5 things to know about the Monaco Grand Prix
MONACO (AP) The Monaco Grand Prix is considered the most glamorous circuit in Formula One. It is also the most eagerly-anticipated race of the season, where fans pack the stands and millionaires, film stars and celebrities all come to be seen. The circuit itself has remained nearly unchanged since 1950.
Here are five things to know about the Monaco GP, starting with a look at some of the notorious turns on the world-famous track.
KEY TURNS: Turn No. 1 at Sainte Devote is one of the most difficult for braking, as the circuit makes a prolonged turn to the right. A driver needs to approach it from the middle of the track, and braking too hard has its perils because the car's front wheels may lock, sending the driver down an escape road or into the barriers.
Turn No. 4 at the Casino: The bumps present the main difficulty with the Casino turn, the worst of which come after the corner itself when the car starts going downhill. Drivers can avoid the bumps by staying well to the right.
Turn No. 5 at Mirabeau: The secret is to brake with the car nice and straight, but not for too long otherwise the wheels can lock. The front right tire often lifts off the ground for a few seconds.
Turn 18 at La Rascasse: The essential trick here is to brake straight, so as not to lock up the left front tire. Rascasse sits just below the overhanging Princely Palace - Prince Albert's huge residence.
RECORD BREAKERS: Seven-time Formula One champion Michael Schumacher set the lap record of 1 minute 14.439 seconds driving for Ferrari 10 years ago. But the late Ayrton Senna of Brazil was the true master of Monaco, and he holds the record with six wins, followed by Graham Hill and Schumacher with five each. During qualifying in 1988, Senna raced one of the greatest single laps in F1 history, finishing a massive 1.427 seconds clear of McLaren teammate Alain Prost on a track not noted for speed. McLaren has won the most races here with 15.
POLE SITTERS: In nine of the past 10 seasons, the driver who started from pole position has gone on to win the race - with the exception being Lewis Hamilton in 2008, when he won from third place on the grid on his way to the F1 title. Although the backdrop is spectacular, the race itself can turn into something of a procession, with Germany's Nico Rosberg leading from start to finish last year. Getting past the first turn in the lead often leads to victory. But the late Jim Clark, a two-time F1 champion, never won it despite clinching four pole positions in the 1960s.
SLOW DOWN: Don't expect a fast race in Monaco. With its 19 corners - seven to the left and 12 to the right - tight, narrow sections and even some uphill passages, Monaco's tight and twisty layout is responsible for the lowest average speed, the lowest average corner speed and the lowest top speed seen all season.
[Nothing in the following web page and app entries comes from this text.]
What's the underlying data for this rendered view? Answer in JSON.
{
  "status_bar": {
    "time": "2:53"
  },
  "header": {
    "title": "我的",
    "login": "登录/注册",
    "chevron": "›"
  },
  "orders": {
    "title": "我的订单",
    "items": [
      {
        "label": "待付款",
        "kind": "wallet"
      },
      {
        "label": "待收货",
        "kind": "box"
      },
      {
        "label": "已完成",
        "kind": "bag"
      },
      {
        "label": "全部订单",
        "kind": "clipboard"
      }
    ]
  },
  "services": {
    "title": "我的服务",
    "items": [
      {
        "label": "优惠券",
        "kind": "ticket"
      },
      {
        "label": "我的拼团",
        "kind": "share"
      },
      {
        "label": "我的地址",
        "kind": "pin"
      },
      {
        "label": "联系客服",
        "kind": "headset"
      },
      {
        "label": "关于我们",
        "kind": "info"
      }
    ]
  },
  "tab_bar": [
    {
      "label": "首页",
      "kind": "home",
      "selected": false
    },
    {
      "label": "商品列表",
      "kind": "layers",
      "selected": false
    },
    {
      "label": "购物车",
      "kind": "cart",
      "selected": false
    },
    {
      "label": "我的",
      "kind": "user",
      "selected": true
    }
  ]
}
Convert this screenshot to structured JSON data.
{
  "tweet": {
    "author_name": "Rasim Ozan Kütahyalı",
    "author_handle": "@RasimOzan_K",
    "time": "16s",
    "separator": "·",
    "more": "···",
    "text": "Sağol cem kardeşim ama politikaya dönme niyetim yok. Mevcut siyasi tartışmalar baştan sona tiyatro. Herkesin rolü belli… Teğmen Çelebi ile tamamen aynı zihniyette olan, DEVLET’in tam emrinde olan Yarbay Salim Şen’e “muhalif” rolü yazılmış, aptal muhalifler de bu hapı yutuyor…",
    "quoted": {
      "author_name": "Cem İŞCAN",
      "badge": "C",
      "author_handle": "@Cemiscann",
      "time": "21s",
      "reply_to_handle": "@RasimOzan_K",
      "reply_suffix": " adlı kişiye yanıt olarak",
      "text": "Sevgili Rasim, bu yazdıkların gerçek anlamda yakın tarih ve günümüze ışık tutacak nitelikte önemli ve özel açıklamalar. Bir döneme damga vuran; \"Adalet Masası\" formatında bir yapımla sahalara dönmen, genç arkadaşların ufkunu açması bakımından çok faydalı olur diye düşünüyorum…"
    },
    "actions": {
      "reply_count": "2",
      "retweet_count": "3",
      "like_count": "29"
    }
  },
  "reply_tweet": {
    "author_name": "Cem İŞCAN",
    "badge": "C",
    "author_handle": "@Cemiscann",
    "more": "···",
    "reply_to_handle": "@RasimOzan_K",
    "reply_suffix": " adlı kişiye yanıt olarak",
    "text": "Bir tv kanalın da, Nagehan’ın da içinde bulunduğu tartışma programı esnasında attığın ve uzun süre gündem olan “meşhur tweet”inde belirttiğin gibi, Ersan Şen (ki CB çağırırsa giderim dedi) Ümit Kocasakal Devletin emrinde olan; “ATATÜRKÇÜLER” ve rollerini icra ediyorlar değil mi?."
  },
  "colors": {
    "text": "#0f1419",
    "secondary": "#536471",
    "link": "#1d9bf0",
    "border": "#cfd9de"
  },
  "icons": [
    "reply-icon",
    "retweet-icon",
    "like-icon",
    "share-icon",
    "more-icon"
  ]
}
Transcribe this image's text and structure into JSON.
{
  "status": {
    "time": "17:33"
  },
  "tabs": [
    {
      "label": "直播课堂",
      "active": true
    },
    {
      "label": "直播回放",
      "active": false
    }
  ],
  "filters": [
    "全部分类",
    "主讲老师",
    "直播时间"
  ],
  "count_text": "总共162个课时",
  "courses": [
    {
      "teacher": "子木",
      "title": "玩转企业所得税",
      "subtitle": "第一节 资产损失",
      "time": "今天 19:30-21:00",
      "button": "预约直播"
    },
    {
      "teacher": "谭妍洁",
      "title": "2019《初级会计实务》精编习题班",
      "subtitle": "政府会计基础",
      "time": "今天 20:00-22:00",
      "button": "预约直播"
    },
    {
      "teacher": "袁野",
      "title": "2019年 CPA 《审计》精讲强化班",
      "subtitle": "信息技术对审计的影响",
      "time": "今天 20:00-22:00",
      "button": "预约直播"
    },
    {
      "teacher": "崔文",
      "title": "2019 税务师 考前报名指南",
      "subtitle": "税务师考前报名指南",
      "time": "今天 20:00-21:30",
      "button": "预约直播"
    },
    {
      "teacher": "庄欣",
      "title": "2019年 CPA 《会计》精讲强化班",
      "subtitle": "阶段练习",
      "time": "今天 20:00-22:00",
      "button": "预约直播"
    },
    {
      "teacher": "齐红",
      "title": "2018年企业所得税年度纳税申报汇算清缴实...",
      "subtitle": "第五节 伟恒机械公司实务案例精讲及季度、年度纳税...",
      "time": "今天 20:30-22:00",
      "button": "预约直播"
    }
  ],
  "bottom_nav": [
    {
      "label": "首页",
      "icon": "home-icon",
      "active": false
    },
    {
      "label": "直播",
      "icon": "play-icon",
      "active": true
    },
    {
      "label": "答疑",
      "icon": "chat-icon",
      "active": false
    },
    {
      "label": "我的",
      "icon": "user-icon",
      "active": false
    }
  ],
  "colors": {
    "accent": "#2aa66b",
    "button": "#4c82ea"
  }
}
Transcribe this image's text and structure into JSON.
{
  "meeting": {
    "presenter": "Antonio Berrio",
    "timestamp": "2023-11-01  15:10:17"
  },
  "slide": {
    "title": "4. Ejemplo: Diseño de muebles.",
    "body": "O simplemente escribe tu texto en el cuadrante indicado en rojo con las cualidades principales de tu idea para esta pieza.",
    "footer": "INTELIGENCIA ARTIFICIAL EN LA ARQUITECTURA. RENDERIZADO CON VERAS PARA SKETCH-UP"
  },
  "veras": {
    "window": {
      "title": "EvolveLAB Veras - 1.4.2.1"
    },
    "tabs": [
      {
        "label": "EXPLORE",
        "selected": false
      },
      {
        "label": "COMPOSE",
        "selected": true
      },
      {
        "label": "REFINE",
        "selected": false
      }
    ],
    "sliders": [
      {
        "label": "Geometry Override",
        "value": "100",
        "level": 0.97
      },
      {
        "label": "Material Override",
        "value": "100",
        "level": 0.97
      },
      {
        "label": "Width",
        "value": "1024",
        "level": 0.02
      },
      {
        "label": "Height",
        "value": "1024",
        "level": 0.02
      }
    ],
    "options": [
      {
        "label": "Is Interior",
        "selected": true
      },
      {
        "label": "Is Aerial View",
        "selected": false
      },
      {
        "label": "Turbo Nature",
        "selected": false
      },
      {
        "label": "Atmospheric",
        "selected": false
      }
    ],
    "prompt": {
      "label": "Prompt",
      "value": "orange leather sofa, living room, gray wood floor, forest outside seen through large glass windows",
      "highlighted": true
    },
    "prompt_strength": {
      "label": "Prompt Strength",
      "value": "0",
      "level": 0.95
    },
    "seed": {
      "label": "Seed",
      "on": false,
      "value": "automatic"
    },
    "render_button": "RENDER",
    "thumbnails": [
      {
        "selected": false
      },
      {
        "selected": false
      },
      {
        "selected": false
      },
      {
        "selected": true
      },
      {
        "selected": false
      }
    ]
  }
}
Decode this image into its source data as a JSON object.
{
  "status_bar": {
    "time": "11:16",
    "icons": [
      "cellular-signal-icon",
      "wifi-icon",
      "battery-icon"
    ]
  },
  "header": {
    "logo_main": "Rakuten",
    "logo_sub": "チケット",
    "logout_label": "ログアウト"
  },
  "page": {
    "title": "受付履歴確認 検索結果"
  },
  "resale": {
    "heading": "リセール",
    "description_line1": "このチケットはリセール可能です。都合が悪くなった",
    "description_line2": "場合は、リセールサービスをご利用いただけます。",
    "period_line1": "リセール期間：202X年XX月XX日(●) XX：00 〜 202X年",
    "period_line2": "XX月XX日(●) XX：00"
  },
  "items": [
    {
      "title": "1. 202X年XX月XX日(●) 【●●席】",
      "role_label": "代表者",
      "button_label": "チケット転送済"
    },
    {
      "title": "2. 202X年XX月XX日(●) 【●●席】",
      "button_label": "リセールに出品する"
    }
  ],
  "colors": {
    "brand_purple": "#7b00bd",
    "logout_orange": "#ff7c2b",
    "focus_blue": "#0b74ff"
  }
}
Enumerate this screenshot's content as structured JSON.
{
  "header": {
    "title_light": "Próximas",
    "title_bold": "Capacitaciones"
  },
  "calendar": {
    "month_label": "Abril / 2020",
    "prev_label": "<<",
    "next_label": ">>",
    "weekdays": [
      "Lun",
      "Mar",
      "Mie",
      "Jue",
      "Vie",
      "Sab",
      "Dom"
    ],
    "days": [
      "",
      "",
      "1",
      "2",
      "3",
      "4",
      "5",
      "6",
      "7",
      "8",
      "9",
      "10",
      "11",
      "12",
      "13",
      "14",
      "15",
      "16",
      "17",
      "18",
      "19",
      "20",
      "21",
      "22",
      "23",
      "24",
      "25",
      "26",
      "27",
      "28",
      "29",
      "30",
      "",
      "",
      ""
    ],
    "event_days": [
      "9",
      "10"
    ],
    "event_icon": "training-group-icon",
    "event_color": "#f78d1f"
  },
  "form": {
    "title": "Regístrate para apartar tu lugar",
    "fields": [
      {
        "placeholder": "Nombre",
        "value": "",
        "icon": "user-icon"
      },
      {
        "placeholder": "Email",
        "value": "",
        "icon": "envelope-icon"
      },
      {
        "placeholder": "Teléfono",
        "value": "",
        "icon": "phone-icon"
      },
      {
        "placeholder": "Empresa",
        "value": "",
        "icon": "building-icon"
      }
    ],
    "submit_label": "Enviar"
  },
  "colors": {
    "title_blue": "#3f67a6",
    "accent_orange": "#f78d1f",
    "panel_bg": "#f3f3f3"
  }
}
The race distance is 260.52 kilometers (161.5 miles) and drivers traditionally use soft and supersoft tires.
NO WAY PAST: Overtaking in Monaco means generating enough speed and finding enough space to do so, a tall order given the narrow, sinewy track. The driver in pole position is often secure over the 78 laps, providing he makes a good start. The track has many elevation changes and tight corners as well as a tunnel. It goes past Monaco's world famous casino and the prestigious Hotel de Paris, up through the city streets and around the glittering harbor, where sun-drenched millionaires sit back and sip Champagne on their huge yachts.